## INSTRUCTIONS TO FOLLOW
Where a line of the records contains the word "函数计算新加坡地域", show that line.

(Beginning of DATA)

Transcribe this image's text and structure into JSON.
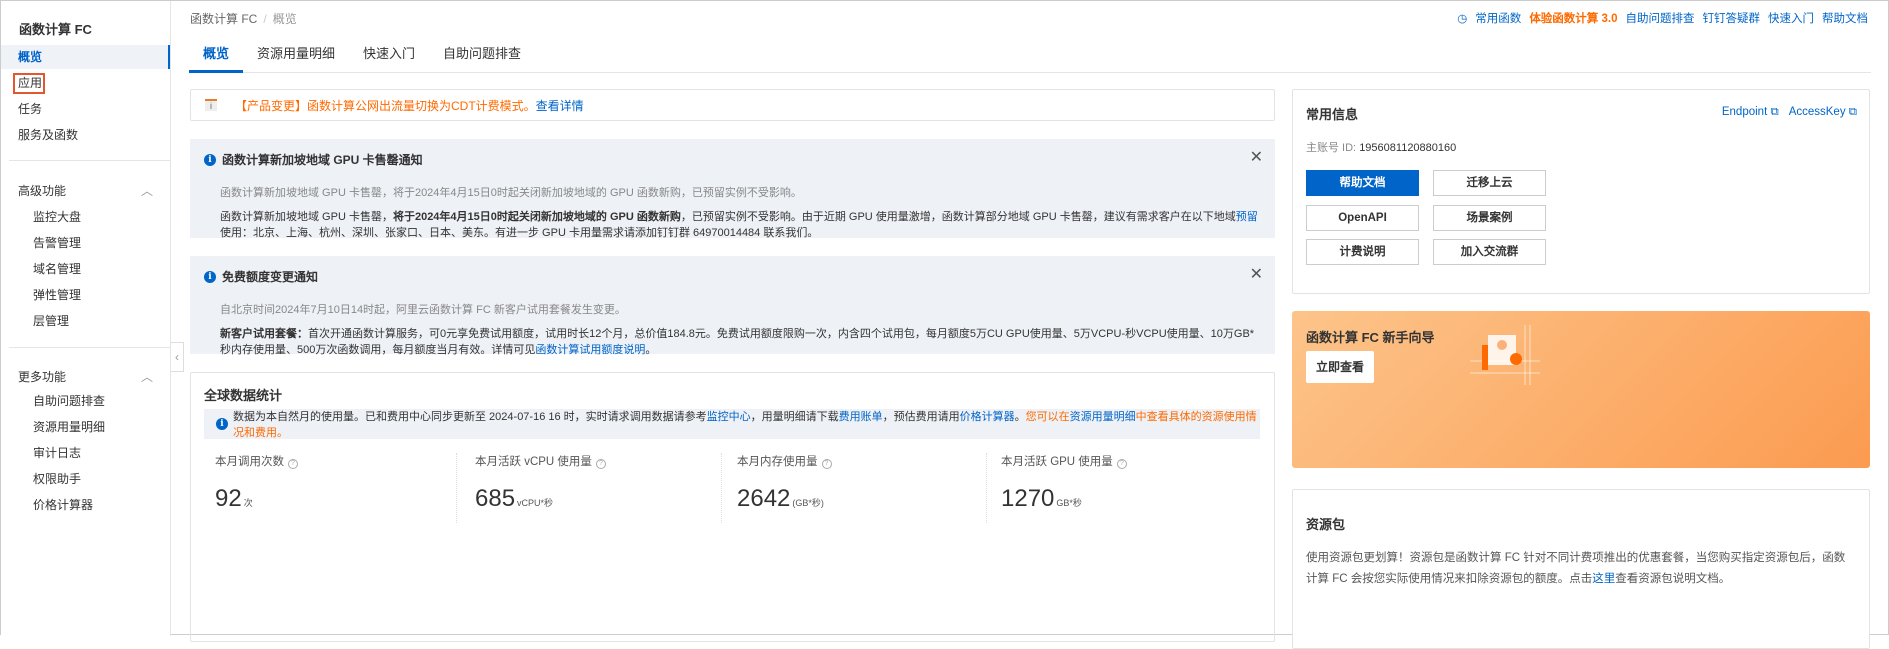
{
  "sidebar": {
    "title": "函数计算 FC",
    "items": [
      "概览",
      "应用",
      "任务",
      "服务及函数"
    ],
    "advanced": {
      "label": "高级功能",
      "items": [
        "监控大盘",
        "告警管理",
        "域名管理",
        "弹性管理",
        "层管理"
      ]
    },
    "more": {
      "label": "更多功能",
      "items": [
        "自助问题排查",
        "资源用量明细",
        "审计日志",
        "权限助手",
        "价格计算器"
      ]
    }
  },
  "breadcrumb": [
    "函数计算 FC",
    "概览"
  ],
  "toplinks": {
    "common": "常用函数",
    "try": "体验函数计算 3.0",
    "trouble": "自助问题排查",
    "dingding": "钉钉答疑群",
    "quick": "快速入门",
    "help": "帮助文档"
  },
  "tabs": [
    "概览",
    "资源用量明细",
    "快速入门",
    "自助问题排查"
  ],
  "banner": {
    "text": "【产品变更】函数计算公网出流量切换为CDT计费模式。",
    "link": "查看详情"
  },
  "notice1": {
    "title": "函数计算新加坡地域 GPU 卡售罄通知",
    "p1": "函数计算新加坡地域 GPU 卡售罄，将于2024年4月15日0时起关闭新加坡地域的 GPU 函数新购，已预留实例不受影响。",
    "p2a": "函数计算新加坡地域 GPU 卡售罄，",
    "p2b": "将于2024年4月15日0时起关闭新加坡地域的 GPU 函数新购",
    "p2c": "，已预留实例不受影响。由于近期 GPU 使用量激增，函数计算部分地域 GPU 卡售罄，建议有需求客户在以下地域",
    "p2link": "预留",
    "p2d": "使用：北京、上海、杭州、深圳、张家口、日本、美东。有进一步 GPU 卡用量需求请添加钉钉群 64970014484 联系我们。"
  },
  "notice2": {
    "title": "免费额度变更通知",
    "p1": "自北京时间2024年7月10日14时起，阿里云函数计算 FC 新客户试用套餐发生变更。",
    "p2a": "新客户试用套餐：",
    "p2b": "首次开通函数计算服务，可0元享免费试用额度，试用时长12个月，总价值184.8元。免费试用额度限购一次，内含四个试用包，每月额度5万CU GPU使用量、5万VCPU-秒VCPU使用量、10万GB*秒内存使用量、500万次函数调用，每月额度当月有效。详情可见",
    "p2link": "函数计算试用额度说明",
    "p2end": "。"
  },
  "stats": {
    "title": "全球数据统计",
    "tip": {
      "a": "数据为本自然月的使用量。已和费用中心同步更新至 2024-07-16 16 时，实时请求调用数据请参考",
      "l1": "监控中心",
      "b": "，用量明细请下载",
      "l2": "费用账单",
      "c": "，预估费用请用",
      "l3": "价格计算器",
      "d": "。",
      "e": "您可以在",
      "l4": "资源用量明细",
      "f": "中查看具体的资源使用情况和费用。"
    },
    "metrics": [
      {
        "label": "本月调用次数",
        "value": "92",
        "unit": "次"
      },
      {
        "label": "本月活跃 vCPU 使用量",
        "value": "685",
        "unit": "vCPU*秒"
      },
      {
        "label": "本月内存使用量",
        "value": "2642",
        "unit": "(GB*秒)"
      },
      {
        "label": "本月活跃 GPU 使用量",
        "value": "1270",
        "unit": "GB*秒"
      }
    ]
  },
  "info": {
    "title": "常用信息",
    "endpoint": "Endpoint",
    "accesskey": "AccessKey",
    "account_label": "主账号 ID:",
    "account_id": "1956081120880160",
    "buttons": [
      "帮助文档",
      "迁移上云",
      "OpenAPI",
      "场景案例",
      "计费说明",
      "加入交流群"
    ]
  },
  "guide": {
    "title": "函数计算 FC 新手向导",
    "button": "立即查看"
  },
  "package": {
    "title": "资源包",
    "text": "使用资源包更划算！资源包是函数计算 FC 针对不同计费项推出的优惠套餐，当您购买指定资源包后，函数计算 FC 会按您实际使用情况来扣除资源包的额度。点击",
    "link": "这里",
    "text2": "查看资源包说明文档。"
  }
}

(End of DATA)

## EXERCISE RESULT
    "title": "函数计算新加坡地域 GPU 卡售罄通知",
    "p1": "函数计算新加坡地域 GPU 卡售罄，将于2024年4月15日0时起关闭新加坡地域的 GPU 函数新购，已预留实例不受影响。",
    "p2a": "函数计算新加坡地域 GPU 卡售罄，",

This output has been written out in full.